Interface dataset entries
....................

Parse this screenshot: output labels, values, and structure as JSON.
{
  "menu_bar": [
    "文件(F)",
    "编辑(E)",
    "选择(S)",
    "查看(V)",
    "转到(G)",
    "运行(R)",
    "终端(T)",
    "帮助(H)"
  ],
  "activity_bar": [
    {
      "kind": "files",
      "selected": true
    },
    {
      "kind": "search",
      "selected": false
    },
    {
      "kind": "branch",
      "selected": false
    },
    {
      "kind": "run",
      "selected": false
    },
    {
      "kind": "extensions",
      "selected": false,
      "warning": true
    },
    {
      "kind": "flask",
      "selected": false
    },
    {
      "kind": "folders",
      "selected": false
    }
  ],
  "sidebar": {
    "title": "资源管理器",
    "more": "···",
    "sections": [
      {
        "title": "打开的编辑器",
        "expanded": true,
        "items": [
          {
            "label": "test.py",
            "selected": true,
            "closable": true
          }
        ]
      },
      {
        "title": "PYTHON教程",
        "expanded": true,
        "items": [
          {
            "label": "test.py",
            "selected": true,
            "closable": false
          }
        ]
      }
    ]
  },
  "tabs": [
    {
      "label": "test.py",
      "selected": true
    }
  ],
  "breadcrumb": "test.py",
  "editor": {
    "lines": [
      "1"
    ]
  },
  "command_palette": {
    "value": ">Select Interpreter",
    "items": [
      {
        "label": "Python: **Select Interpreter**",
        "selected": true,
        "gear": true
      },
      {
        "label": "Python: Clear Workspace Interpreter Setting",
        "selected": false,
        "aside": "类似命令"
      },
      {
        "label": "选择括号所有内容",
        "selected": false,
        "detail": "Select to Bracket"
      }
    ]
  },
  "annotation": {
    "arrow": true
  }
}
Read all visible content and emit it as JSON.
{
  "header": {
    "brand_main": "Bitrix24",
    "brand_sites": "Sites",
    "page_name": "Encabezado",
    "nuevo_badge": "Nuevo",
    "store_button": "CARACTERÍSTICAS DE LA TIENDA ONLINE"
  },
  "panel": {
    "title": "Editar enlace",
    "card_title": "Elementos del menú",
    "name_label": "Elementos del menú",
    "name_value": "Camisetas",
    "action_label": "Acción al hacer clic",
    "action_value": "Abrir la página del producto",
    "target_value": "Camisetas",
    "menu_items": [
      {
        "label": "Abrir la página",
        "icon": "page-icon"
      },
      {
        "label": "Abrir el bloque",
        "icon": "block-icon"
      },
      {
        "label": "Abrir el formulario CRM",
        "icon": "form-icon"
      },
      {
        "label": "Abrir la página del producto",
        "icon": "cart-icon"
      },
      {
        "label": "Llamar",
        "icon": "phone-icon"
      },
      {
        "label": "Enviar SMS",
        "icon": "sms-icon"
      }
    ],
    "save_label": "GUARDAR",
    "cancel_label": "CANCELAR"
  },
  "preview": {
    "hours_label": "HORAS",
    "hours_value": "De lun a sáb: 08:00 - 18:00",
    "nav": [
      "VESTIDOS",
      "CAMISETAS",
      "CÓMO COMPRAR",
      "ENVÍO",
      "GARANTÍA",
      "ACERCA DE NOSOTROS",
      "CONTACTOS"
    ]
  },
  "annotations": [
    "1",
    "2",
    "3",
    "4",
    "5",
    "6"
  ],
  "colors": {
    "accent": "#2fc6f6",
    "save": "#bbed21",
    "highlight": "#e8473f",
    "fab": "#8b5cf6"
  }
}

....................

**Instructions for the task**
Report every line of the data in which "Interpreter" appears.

**Response to this task**
    "value": ">Select Interpreter",
        "label": "Python: **Select Interpreter**",
        "label": "Python: Clear Workspace Interpreter Setting",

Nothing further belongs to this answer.